Do you wish you were better at defending your views?
Do you ever feel like someone’s argument is wrong, but you can’t articulate why it’s wrong?
Do you sometimes struggle with decision-making?
There’s a set of skills that make all of these possible. People often call them “critical thinking” skills. But what are critical thinking skills? Many people talk about them, but few seem to know.
Critical thinking skills are tools for thinking accurately. If you want to do a job well, you need the right tools. For example, in order to make effective household repairs, you need a screwdriver, a hammer, a measuring tape, and other tools. The same goes for thinking. In order to do it accurately, you need some tools such as knowing how to present and evaluate arguments, and knowing how to identify biases and fallacies.
Without critical thinking skills, you’re just accepting beliefs that you didn’t choose and didn’t verify. But where do you learn critical thinking skills? They’re not taught in schools–which I think is criminal (see my rant about this about here).
Think, But How? is an accessible way to learn all the fundamentals of critical thinking.
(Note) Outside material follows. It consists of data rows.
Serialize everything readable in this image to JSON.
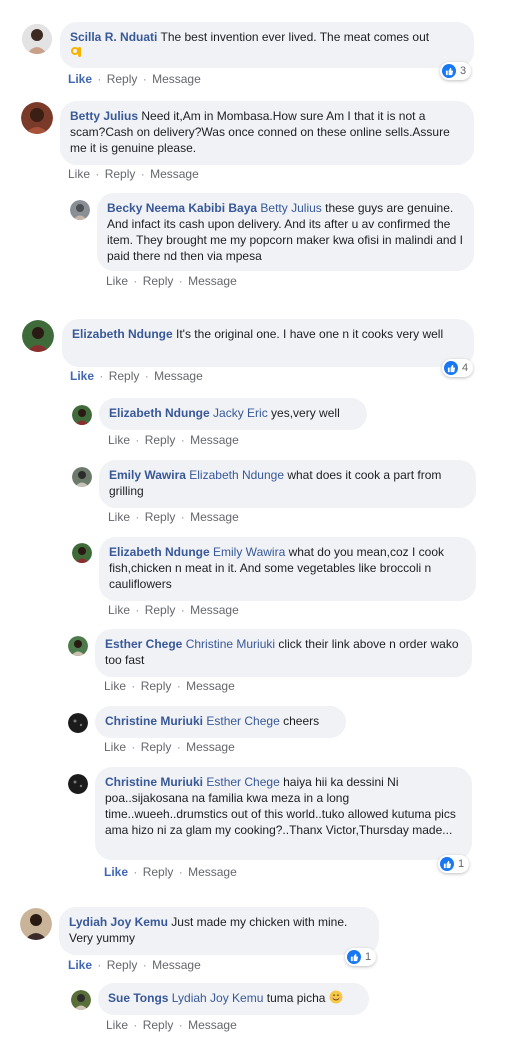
{
  "actions": {
    "like": "Like",
    "reply": "Reply",
    "message": "Message",
    "sep": "·"
  },
  "colors": {
    "author": "#385898",
    "bubble": "#f0f2f5",
    "like_blue": "#1877f2"
  },
  "comments": [
    {
      "author": "Scilla R. Nduati",
      "mention": "",
      "text": "The best invention ever lived. The meat comes out",
      "emoji": "ok-hand-emoji",
      "reactions": "3"
    },
    {
      "author": "Betty Julius",
      "mention": "",
      "text": "Need it,Am in Mombasa.How sure Am I that it is not a scam?Cash on delivery?Was once conned on these online sells.Assure me it is genuine please."
    },
    {
      "author": "Becky Neema Kabibi Baya",
      "mention": "Betty Julius",
      "text": "these guys are genuine. And infact its cash upon delivery. And its after u av confirmed the item. They brought me my popcorn maker kwa ofisi in malindi and I paid there nd then via mpesa"
    },
    {
      "author": "Elizabeth Ndunge",
      "mention": "",
      "text": "It's the original one. I have one n it cooks very well",
      "reactions": "4"
    },
    {
      "author": "Elizabeth Ndunge",
      "mention": "Jacky Eric",
      "text": "yes,very well"
    },
    {
      "author": "Emily Wawira",
      "mention": "Elizabeth Ndunge",
      "text": "what does it cook a part from grilling"
    },
    {
      "author": "Elizabeth Ndunge",
      "mention": "Emily Wawira",
      "text": "what do you mean,coz I cook fish,chicken n meat in it. And some vegetables like broccoli n cauliflowers"
    },
    {
      "author": "Esther Chege",
      "mention": "Christine Muriuki",
      "text": "click their link above n order wako too fast"
    },
    {
      "author": "Christine Muriuki",
      "mention": "Esther Chege",
      "text": "cheers"
    },
    {
      "author": "Christine Muriuki",
      "mention": "Esther Chege",
      "text": "haiya hii ka dessini Ni poa..sijakosana na familia kwa meza in a long time..wueeh..drumstics out of this world..tuko allowed kutuma pics ama hizo ni za glam my cooking?..Thanx Victor,Thursday made...",
      "reactions": "1"
    },
    {
      "author": "Lydiah Joy Kemu",
      "mention": "",
      "text": "Just made my chicken with mine. Very yummy",
      "reactions": "1"
    },
    {
      "author": "Sue Tongs",
      "mention": "Lydiah Joy Kemu",
      "text": "tuma picha",
      "emoji": "smiling-face-emoji"
    }
  ]
}
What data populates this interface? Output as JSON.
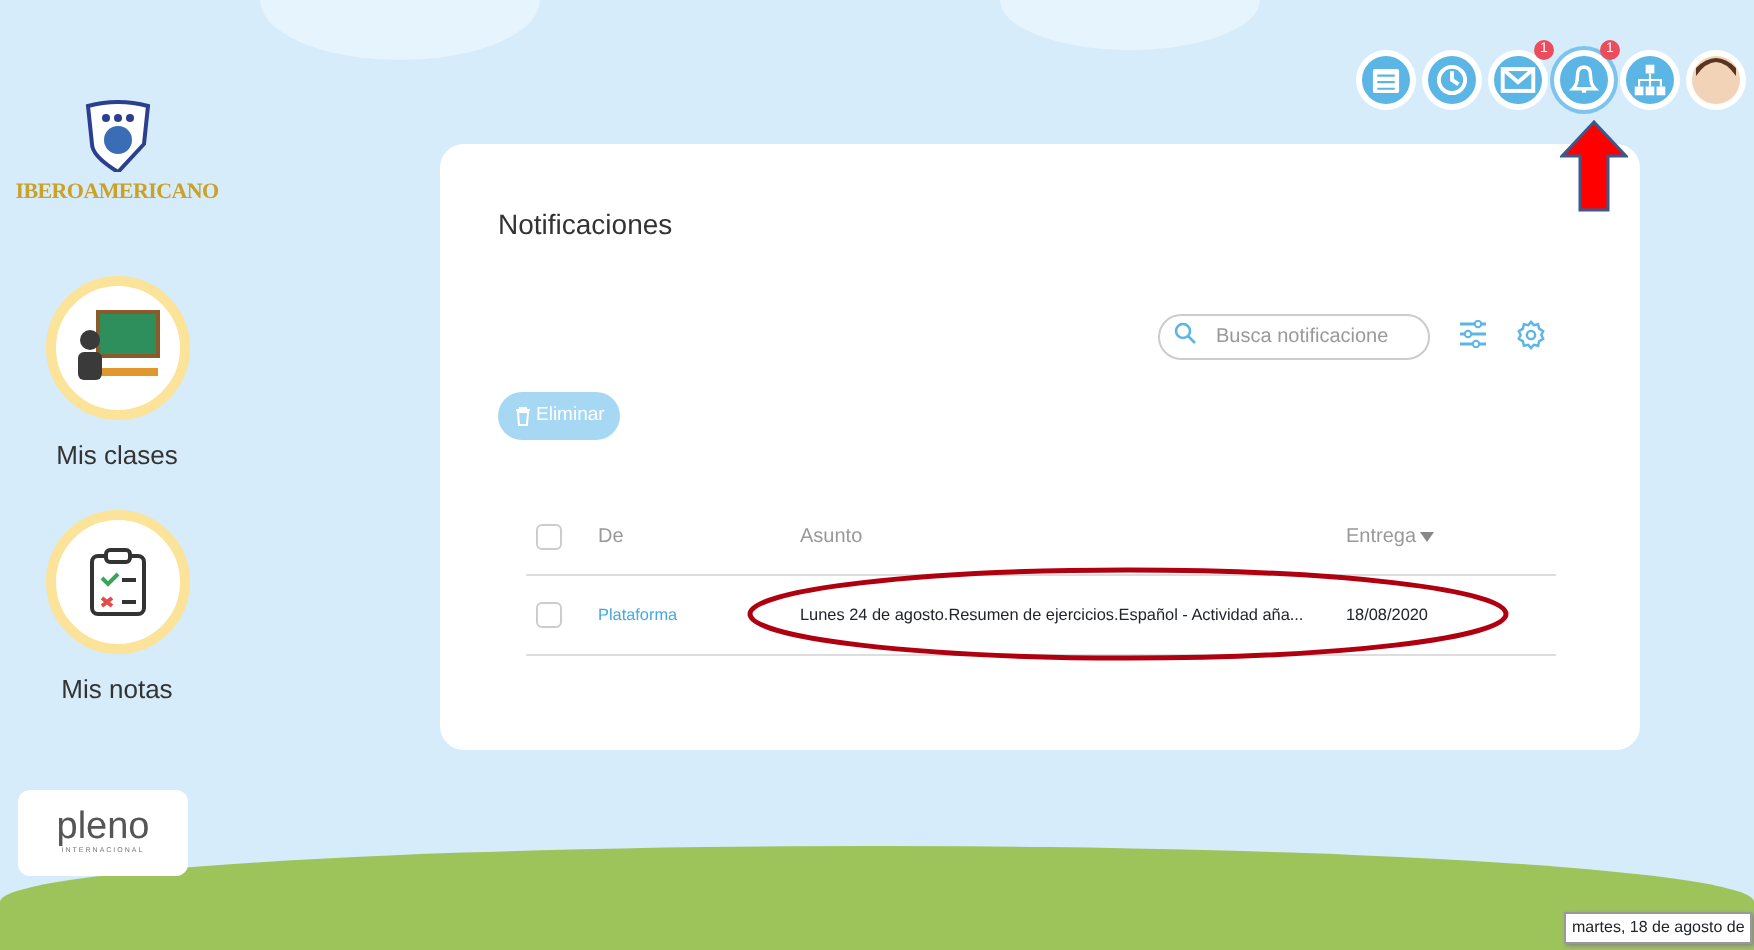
{
  "school_logo": {
    "name": "IBEROAMERICANO"
  },
  "header_icons": [
    {
      "kind": "calendar",
      "selected": false
    },
    {
      "kind": "clock",
      "selected": false
    },
    {
      "kind": "mail",
      "selected": false,
      "badge": "1"
    },
    {
      "kind": "bell",
      "selected": true,
      "badge": "1"
    },
    {
      "kind": "hierarchy",
      "selected": false
    },
    {
      "kind": "avatar",
      "selected": false
    }
  ],
  "sidebar": {
    "items": [
      {
        "kind": "classroom",
        "label": "Mis clases"
      },
      {
        "kind": "clipboard",
        "label": "Mis notas"
      }
    ]
  },
  "partner_logo": {
    "name": "pleno",
    "subtitle": "INTERNACIONAL"
  },
  "notifications": {
    "title": "Notificaciones",
    "search": {
      "placeholder": "Busca notificacione"
    },
    "delete_button": {
      "label": "Eliminar",
      "disabled": true
    },
    "table": {
      "columns": [
        "De",
        "Asunto",
        "Entrega"
      ],
      "header_checked": false,
      "rows": [
        {
          "checked": false,
          "from": "Plataforma",
          "subject": "Lunes 24 de agosto.Resumen de ejercicios.Español - Actividad aña...",
          "due": "18/08/2020"
        }
      ]
    }
  },
  "tooltip": "martes, 18 de agosto de"
}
It’s a toolbox for anyone who wants to think independently, and I built it to make up for the failings of my own education.
Reasons To Learn How To Think:
- How Conservatives Saved My Liberal Mind
- Breaking the Cycle of Self Deception
- Why You Should Avoid Tribalism
- Thinking Is a Skill
Principles To Guide Your Thinking:
- What Is a Free Thinker?
- When to Withhold Judgment
- When to say, “I Don’t Know.”
- What Is an Argument?
- What Is a Valid Argument?
- What Is a Sound Argument?
- How to Use Expert Advice
- How to Avoid Bad Advice
Understanding and Managing Cognitive Biases:
- Cognitive Bias: Our Craving to Judge
- How Preconceived Notions Hijack Your Mind
- 4 Steps To Manage Cognitive Biases
- Cognitive Bias: A Feature, Not a Bug
- What is Confirmation Bias?
Understanding Errors in Thinking (Fallacies):
- What Is a Fallacy
- The Relationship between Cognitive Biases and Fallacies
- Appeal to Authority Fallacy: How to Avoid It
- Appeal to Popularity: Don’t Jump on the Bandwagon
- Ad Hominem: How to Deal With a Personal Attack
- Hasty Generalization: How to Avoid It
- Straw Man: How to Disarm It
- Circular Reasoning: We All Saw Our Parents Doing This